Man, this is hard. A book I try to read about every decade or so (I have now read it three times) is The Optimist’s Daughter by Eudora Welty. For me, that book is timeless and it always hits me in the gut. I read it when I was 18, again when I was 30, and once again when I was 42. Those are three very distinct stages in my life and at all three, I saw something different and fresh in Welty’s novel. Other books I’ve revisited are Mystery Ride by Robert Boswell (I love his way with time), Lonesome Dove by Larry McMurtry (how in the world did he manage all those characters?), and Shiloh by Bobbie Ann Mason. Shiloh was probably my biggest inspiration for writing short stories; Mason’s work helped me see that seemingly quiet, unsophisticated characters can reveal a story dramatic and true.
Anything Tex-Mex. Specifically, I could eat tacos three times a day, 7 days a week, 365 days a year. And no degree of heartburn can keep me from enjoying salsa with extra jalapenos. I also don’t want to live in a world without ice cream. It is essential to my happiness.
If you could have coffee (or tea or a beer) with any literary figure, alive or dead, who would it be?
I read not too long ago that Eudora Welty really loved a good party (and a good drink and slab of beef), so she’d be on that list, but I’d also have to add Bobbie Ann Mason. The conversation would be awkward, of course, because I’m absolutely pitiful when it comes to meeting my idols, but I’d still love a visit with her. I think we’d have a lot in common.
Where can we find more information about you?

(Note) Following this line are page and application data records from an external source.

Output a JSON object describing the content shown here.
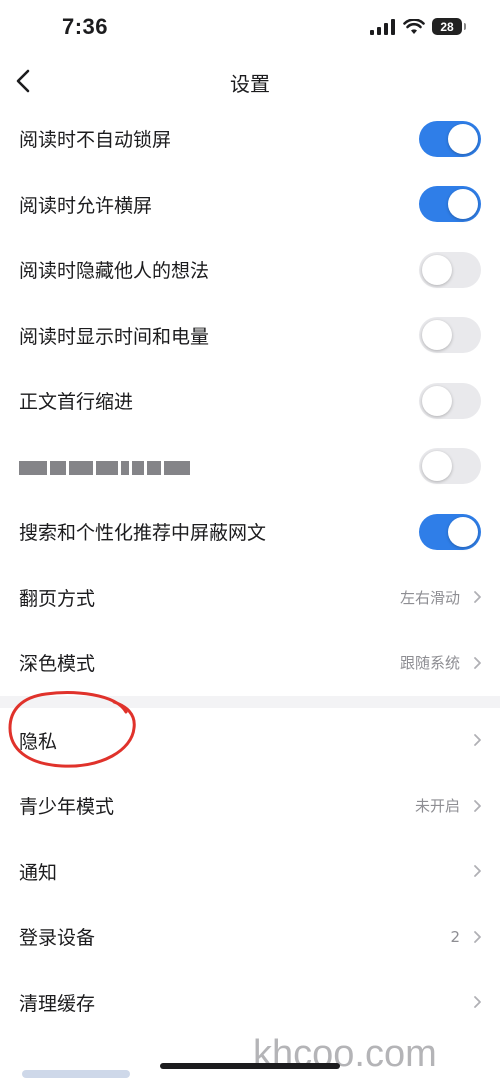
{
  "status_bar": {
    "time": "7:36",
    "battery": "28"
  },
  "nav": {
    "title": "设置"
  },
  "settings": [
    {
      "label": "阅读时不自动锁屏",
      "type": "toggle",
      "on": true
    },
    {
      "label": "阅读时允许横屏",
      "type": "toggle",
      "on": true
    },
    {
      "label": "阅读时隐藏他人的想法",
      "type": "toggle",
      "on": false
    },
    {
      "label": "阅读时显示时间和电量",
      "type": "toggle",
      "on": false
    },
    {
      "label": "正文首行缩进",
      "type": "toggle",
      "on": false
    },
    {
      "label": "",
      "type": "toggle",
      "on": false,
      "label_obscured": true
    },
    {
      "label": "搜索和个性化推荐中屏蔽网文",
      "type": "toggle",
      "on": true
    },
    {
      "label": "翻页方式",
      "type": "link",
      "value": "左右滑动"
    },
    {
      "label": "深色模式",
      "type": "link",
      "value": "跟随系统"
    }
  ],
  "settings2": [
    {
      "label": "隐私",
      "type": "link",
      "value": ""
    },
    {
      "label": "青少年模式",
      "type": "link",
      "value": "未开启"
    },
    {
      "label": "通知",
      "type": "link",
      "value": ""
    },
    {
      "label": "登录设备",
      "type": "link",
      "value": "2"
    },
    {
      "label": "清理缓存",
      "type": "link",
      "value": ""
    }
  ],
  "watermark": "khcoo.com",
  "colors": {
    "toggle_on": "#2f7ee8",
    "toggle_off": "#e9e9ec",
    "annotation": "#e0322b"
  }
}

You can follow me on Twitter at @amitchellSTL or check out my very occasionally updated website at www.angela-mitchell.com. I’m slow with keeping good content up, but I’ve got a lot going on (kids, work, a small beef farm), so be patient with me and check back often. Comment and I’ll talk right back to you. Promise.